Micropipettes are hollow glass needles with tip openings ranging from less than 1 μm up to 75 μm. Based on the size of the inner diameter of the micropipettes, they can be used for applications such as patch clamping, microinjection, and cell transfer. In the state-of-the-art fabrication of micropipettes, a skilled individual is able to produce about 2 − 4 micropipettes per minute. Many labs, which utilize hundreds of pipettes on a weekly basis, would benefit from the increased speed, accuracy, and repeatability of an automated fabrication apparatus. We have designed, built, and tested a working prototype of a fully automated fused silica micropipette puller. Our device pulls pipettes from a continuous spool of capillary glass, which leads to minimized setup time for the operator and the ability to produce 6 micropipettes per minute. Micropipettes were pulled with average lengths ranging from 6–20 mm and average tip diameters ranging from 18–175 μm. Standard deviations for length and diameter were calculated to range from 0.24-2.9 mm and 3.5–12 μm, respectively. Through measurements of the pulled pipettes, a trend has been determined which shows higher pulling velocity increases tip length and decreases tip diameter. A new model for heat transfer and geometrical analysis for the heating and cooling of the pipettes has been developed and matches closely to this experimental data. This can be used to predict pipette geometry.

References

References
1.
Brown
,
K. T.
, and
Flaming
,
D. G.
, 1992,
Advanced Micropipette Techniques for Cell Physiology
,
Wiley
,
Chichester, West Sussex
, 1986.
2.
Pak
,
K. W.
,
Umberto
,
U.
, and
Chih-Ming
,
H.
, 2004,
“Fabrication Process of Microsurgical Tools for Single-Cell Trapping and Intracytoplasmic Injection,”
J. Microelectromechan. Syst.
,
13
(
6
), pp.
940
946
.
3.
Hoffmann
,
P.
,
Dutoit
,
B.
, and
Salath
,
R.
,
“Comparison of Mechanically Drawn and Protection Layer Chemically Etched Optical Fiber Tips,”
Ultramicroscopy
,
61
(
1
), pp.
165
170
.
4.
Flaming
,
D.
,
“Method and Apparatus for Forming a Micropipette with Uniform Application of Heat,”
U. S. Patent US 4 921,
522
(1990).
5.
Sutter Instrument Company (Internet) (updated 2009 August 4; cited 2010 July 1) P-2000 — Quartz Micropipette Puller

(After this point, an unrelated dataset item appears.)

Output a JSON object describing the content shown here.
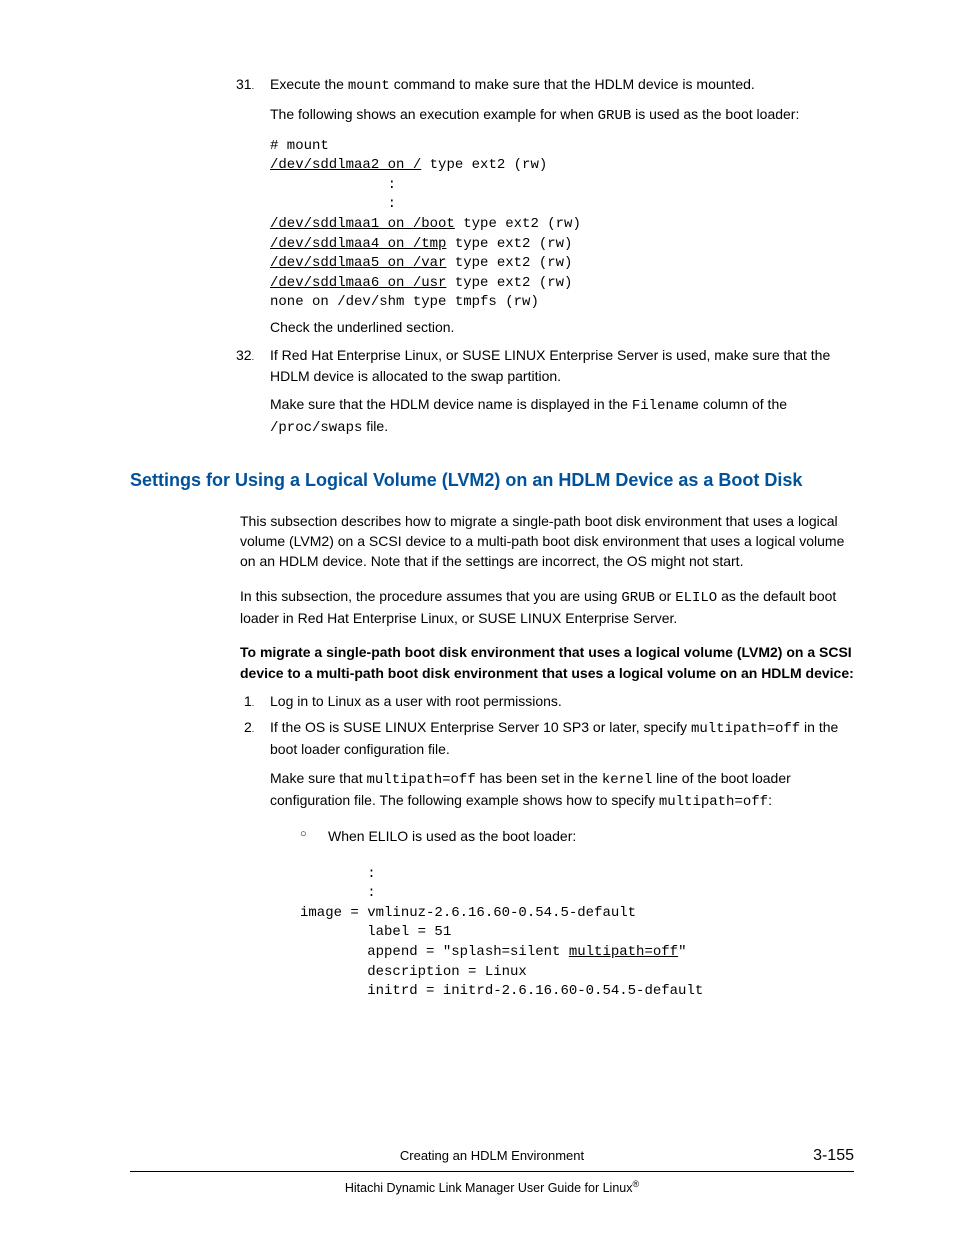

, available from: http://www.sutter.com/products/product_sheets/p2000.htmlhttp://www.sutter.com/products/product_sheets/p2000.html
6.
MicroData Instruments, Inc. (Internet), (updated 2009 February 9, cited 2010 July 1) PMP-102Q Quartz Glass Micropipette Puller
, available from: http://www.microdatamdi.com/pmp-102q.htmhttp://www.microdatamdi.com/pmp-102q.htm
8.
Accuratus (Internet), (updated 2002, cited 2011 February 14) Fused Silica
, available from: http://accuratus.com/fused.htmlhttp://accuratus.com/fused.html
9.
Churchill
,
S. W.
, and
Bernstein
,
J. M.
, 1977,
J. Heat Transfer
,
99
, pp.
300
.
10.
Churchill
,
S.W.
, and
Chu
,
H. H. S.
, 1975,
Int. J. Heat Mass Transfer
,
18
, pp.
1049
.
11.
Sutter Instruments, 2010, P-2000 Micropipette Puller Operation Manual-Rev 2.2.
12.
Budynas
,
R. G.
, and
Nisbett
,
J. K.
, 2008,
Shigley’s Mechanical Engineering Design
,
McGraw Hill
,
New York
, pp.
402
, Chap. 8.
You do not currently have access to this content.